US prepares for crunch debt vote

US politicians have spent the day scrambling to secure support for the proposed 11th-hour deal to raise the country's national borrowing limit, while some remained opposed to the deal.

The $2.1 trillion (£1.28 trillion) deficit-cutting plan, brokered by vice president Joe Biden and Republican and Democratic congressional leaders, is headed for a close vote in the House of Representatives.

Ahead of the vote, scheduled for this evening, the House has enough Yes votes to approve the rule for debating the landmark legislation.
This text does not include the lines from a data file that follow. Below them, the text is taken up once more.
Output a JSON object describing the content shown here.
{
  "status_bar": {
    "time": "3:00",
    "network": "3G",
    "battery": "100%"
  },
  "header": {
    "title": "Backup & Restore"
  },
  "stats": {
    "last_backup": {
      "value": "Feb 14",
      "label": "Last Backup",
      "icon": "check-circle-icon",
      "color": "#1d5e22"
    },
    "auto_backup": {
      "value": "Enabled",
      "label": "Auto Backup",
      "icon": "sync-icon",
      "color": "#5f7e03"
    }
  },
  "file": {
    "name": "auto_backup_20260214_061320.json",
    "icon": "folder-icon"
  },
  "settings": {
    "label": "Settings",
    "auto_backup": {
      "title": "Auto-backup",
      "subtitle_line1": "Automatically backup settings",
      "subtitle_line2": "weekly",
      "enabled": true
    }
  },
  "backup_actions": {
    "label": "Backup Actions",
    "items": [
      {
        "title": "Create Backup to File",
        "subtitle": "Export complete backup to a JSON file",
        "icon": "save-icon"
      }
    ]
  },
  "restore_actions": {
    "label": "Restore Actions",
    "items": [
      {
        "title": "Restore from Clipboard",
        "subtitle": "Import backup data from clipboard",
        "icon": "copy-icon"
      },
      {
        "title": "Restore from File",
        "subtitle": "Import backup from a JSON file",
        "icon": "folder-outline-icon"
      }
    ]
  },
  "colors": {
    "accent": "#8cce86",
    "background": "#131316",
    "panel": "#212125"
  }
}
The rule allows for one hour of general debate before a vote on the actual bill.

Biden said earlier he was "confident" of passing the bill needed to raise the country's national debt ceiling tonight, following a two and a half-hour crunch meeting with Democrats in the House of Representatives.
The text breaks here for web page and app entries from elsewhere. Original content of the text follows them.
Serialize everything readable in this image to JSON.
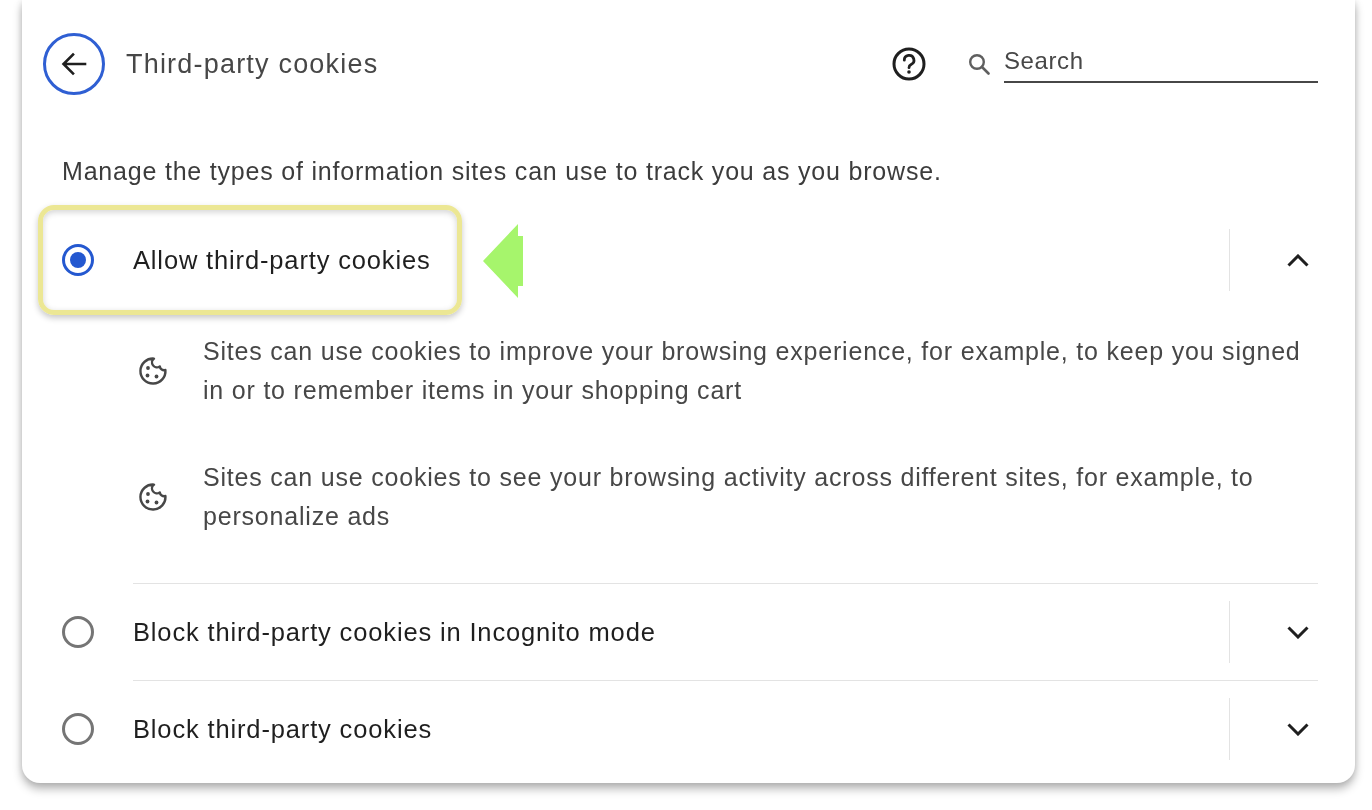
{
  "header": {
    "title": "Third-party cookies",
    "search": {
      "placeholder": "Search"
    }
  },
  "description": "Manage the types of information sites can use to track you as you browse.",
  "options": [
    {
      "label": "Allow third-party cookies",
      "selected": true,
      "expanded": true,
      "highlighted": true,
      "details": [
        {
          "text": "Sites can use cookies to improve your browsing experience, for example, to keep you signed in or to remember items in your shopping cart"
        },
        {
          "text": "Sites can use cookies to see your browsing activity across different sites, for example, to personalize ads"
        }
      ]
    },
    {
      "label": "Block third-party cookies in Incognito mode",
      "selected": false,
      "expanded": false,
      "highlighted": false
    },
    {
      "label": "Block third-party cookies",
      "selected": false,
      "expanded": false,
      "highlighted": false
    }
  ]
}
Biden told reporters he went to Capitol Hill to explain the deficit reduction and debt limit increase legislation he helped to broker.

"I am confident that this will pass," he said, but added that under different circumstances "we would be talking about job creation, infrastructure (investment)."

Leaders of both parties have worked furiously to sell their rank-and-file on a deal reached with president Barack Obama in a bid to end an acrimonious impasse.

Just one day before the deadline to lift the debt ceiling, the Democrat-led Senate appears on track to pass the deficit-cutting plan.

But uncertainty over its fate in the Republican-controlled House of Representatives has rattled financial markets worldwide and left the US facing a credit rating downgrade regardless of the vote outcome.

"The deal does not put the US fiscal position on a sustainable path and will not prevent the US from losing its AAA credit rating," said Capital Economics economist Paul Dales.

"The combination of less than $1 trillion in deficit reduction being “in the bag” and the other $1.5 trillion not yet guaranteed falls short of the “credible solution” involving “a medium-term fiscal consolidation plan of $4 trillion” that S&P has implied would be necessary to prevent a rating downgrade."